= TO DO =
Check each line of the material below for "Oktubre", then copy the ones that contain it.

= RECORDS SHOWN =
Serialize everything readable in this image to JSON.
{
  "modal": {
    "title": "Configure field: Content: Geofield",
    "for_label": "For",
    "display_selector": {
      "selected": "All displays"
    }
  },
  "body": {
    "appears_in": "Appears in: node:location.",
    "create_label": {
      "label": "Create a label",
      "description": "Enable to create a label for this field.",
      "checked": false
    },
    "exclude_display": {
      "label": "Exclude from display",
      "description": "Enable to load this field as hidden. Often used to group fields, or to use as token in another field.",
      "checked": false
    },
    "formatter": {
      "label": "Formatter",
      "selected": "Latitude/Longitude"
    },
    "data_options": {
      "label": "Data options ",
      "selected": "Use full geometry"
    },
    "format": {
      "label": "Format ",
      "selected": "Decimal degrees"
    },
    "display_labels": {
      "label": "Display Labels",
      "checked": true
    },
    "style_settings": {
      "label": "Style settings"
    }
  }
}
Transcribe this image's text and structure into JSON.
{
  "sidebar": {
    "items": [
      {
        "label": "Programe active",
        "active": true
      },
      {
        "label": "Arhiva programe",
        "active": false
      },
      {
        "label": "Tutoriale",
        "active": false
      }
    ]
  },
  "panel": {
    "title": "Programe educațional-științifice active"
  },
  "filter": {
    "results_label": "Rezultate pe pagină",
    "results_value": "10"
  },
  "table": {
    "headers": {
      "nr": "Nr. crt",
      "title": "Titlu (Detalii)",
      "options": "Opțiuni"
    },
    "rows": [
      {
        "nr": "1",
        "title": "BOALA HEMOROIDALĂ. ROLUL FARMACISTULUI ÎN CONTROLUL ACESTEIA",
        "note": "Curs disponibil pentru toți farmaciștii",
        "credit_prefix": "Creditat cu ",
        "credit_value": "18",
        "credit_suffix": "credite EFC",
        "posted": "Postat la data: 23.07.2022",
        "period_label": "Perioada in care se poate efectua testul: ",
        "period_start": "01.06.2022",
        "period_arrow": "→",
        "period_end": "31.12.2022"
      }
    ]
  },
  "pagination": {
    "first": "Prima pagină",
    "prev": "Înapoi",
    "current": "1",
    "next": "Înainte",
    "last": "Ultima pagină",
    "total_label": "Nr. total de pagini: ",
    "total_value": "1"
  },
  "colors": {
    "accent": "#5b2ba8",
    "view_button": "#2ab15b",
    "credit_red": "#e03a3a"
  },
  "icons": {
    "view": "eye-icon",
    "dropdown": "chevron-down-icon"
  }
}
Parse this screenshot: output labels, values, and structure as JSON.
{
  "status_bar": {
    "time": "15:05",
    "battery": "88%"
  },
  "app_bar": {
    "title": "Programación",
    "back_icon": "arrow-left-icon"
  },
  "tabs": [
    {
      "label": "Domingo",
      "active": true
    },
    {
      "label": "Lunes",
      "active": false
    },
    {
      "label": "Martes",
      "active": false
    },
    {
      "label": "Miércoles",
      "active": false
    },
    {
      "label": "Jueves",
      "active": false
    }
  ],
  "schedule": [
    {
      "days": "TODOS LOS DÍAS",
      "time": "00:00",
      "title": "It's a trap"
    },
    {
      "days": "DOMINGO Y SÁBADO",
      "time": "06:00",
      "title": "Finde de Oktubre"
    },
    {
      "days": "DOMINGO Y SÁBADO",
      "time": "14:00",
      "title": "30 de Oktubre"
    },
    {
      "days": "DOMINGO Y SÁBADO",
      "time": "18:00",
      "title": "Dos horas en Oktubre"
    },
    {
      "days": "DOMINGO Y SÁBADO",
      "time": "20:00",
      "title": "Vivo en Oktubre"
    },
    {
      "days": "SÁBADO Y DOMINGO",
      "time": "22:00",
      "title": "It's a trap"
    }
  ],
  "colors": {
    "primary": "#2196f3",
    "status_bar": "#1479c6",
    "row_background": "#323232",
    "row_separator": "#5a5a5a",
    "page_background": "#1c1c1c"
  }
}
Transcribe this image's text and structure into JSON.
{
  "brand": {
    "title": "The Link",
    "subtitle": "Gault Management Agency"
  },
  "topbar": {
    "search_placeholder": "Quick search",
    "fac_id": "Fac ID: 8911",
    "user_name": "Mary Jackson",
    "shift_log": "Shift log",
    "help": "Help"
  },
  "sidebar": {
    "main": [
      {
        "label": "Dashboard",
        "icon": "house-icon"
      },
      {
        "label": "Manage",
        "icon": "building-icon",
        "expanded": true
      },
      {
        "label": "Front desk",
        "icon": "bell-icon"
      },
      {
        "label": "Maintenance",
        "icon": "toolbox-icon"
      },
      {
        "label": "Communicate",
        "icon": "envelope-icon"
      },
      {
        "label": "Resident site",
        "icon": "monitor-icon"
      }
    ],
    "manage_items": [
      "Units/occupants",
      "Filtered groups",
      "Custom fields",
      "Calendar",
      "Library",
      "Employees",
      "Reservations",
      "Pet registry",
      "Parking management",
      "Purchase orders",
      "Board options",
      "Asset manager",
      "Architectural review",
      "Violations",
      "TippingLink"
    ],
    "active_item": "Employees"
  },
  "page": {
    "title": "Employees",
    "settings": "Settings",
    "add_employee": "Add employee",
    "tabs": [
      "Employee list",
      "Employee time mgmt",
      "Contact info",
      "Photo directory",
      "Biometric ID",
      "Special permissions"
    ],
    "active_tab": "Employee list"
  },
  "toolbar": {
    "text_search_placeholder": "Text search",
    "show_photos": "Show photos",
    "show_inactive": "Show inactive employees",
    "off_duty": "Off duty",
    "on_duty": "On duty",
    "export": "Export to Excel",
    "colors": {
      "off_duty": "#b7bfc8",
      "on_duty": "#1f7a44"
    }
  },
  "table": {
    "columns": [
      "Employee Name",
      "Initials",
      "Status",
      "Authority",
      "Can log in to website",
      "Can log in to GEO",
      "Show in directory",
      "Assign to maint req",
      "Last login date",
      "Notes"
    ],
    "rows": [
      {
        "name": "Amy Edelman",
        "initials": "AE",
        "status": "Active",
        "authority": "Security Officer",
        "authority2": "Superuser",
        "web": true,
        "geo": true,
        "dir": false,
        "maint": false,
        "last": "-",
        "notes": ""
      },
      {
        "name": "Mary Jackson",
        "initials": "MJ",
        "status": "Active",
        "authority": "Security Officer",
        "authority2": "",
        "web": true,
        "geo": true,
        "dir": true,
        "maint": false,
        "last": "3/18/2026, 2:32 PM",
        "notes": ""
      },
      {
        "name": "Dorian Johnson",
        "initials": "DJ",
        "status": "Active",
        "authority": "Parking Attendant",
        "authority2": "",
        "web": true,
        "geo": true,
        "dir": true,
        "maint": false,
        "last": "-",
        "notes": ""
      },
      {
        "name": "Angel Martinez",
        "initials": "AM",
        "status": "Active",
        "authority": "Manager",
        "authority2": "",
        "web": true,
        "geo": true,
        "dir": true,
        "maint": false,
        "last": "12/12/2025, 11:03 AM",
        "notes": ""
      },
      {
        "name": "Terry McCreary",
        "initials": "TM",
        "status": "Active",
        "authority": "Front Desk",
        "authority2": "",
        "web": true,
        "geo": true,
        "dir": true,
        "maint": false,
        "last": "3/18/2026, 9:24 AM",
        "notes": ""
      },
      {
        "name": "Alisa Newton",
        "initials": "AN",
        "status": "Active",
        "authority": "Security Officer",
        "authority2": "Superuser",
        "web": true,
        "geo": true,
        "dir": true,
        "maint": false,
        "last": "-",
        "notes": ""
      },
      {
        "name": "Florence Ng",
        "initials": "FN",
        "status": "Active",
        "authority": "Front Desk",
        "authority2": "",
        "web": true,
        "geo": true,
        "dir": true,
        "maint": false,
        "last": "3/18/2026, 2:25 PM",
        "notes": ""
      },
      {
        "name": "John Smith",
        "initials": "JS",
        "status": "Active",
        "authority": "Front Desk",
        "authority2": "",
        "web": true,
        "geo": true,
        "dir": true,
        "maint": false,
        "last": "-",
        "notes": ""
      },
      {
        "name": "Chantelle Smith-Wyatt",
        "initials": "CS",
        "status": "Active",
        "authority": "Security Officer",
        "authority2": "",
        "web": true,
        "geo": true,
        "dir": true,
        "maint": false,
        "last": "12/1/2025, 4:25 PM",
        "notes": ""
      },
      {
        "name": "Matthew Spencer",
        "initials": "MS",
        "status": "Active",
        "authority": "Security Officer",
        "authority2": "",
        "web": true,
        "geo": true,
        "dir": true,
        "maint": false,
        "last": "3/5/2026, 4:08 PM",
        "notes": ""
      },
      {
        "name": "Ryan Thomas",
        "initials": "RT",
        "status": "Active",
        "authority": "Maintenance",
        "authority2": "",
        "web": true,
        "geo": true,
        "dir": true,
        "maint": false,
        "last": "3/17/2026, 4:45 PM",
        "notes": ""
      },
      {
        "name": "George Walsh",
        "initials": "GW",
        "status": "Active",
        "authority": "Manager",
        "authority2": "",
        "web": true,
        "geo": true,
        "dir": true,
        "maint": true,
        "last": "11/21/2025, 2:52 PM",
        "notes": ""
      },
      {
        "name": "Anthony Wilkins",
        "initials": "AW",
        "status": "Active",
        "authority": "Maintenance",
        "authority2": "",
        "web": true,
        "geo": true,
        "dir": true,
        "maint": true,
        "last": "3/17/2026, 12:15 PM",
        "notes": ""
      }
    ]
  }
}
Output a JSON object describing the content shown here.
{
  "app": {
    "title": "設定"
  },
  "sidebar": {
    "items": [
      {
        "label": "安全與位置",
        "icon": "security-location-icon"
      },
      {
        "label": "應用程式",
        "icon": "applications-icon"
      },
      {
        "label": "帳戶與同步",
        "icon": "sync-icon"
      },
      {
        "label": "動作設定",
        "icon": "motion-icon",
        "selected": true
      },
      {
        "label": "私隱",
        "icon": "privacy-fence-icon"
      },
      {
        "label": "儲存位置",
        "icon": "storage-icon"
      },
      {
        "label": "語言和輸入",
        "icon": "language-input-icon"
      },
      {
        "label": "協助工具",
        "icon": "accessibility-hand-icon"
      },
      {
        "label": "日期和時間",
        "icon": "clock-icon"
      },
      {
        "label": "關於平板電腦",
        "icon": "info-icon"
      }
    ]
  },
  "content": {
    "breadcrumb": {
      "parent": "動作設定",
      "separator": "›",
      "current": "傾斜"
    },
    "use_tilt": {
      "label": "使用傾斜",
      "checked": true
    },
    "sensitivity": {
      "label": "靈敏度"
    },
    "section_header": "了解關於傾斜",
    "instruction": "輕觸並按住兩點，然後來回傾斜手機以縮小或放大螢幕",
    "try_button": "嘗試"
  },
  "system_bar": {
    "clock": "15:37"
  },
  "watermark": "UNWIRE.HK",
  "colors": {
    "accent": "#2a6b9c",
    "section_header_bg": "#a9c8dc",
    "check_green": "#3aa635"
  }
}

= TASK ANSWER =
      "title": "Finde de Oktubre"
      "title": "30 de Oktubre"
      "title": "Dos horas en Oktubre"
      "title": "Vivo en Oktubre"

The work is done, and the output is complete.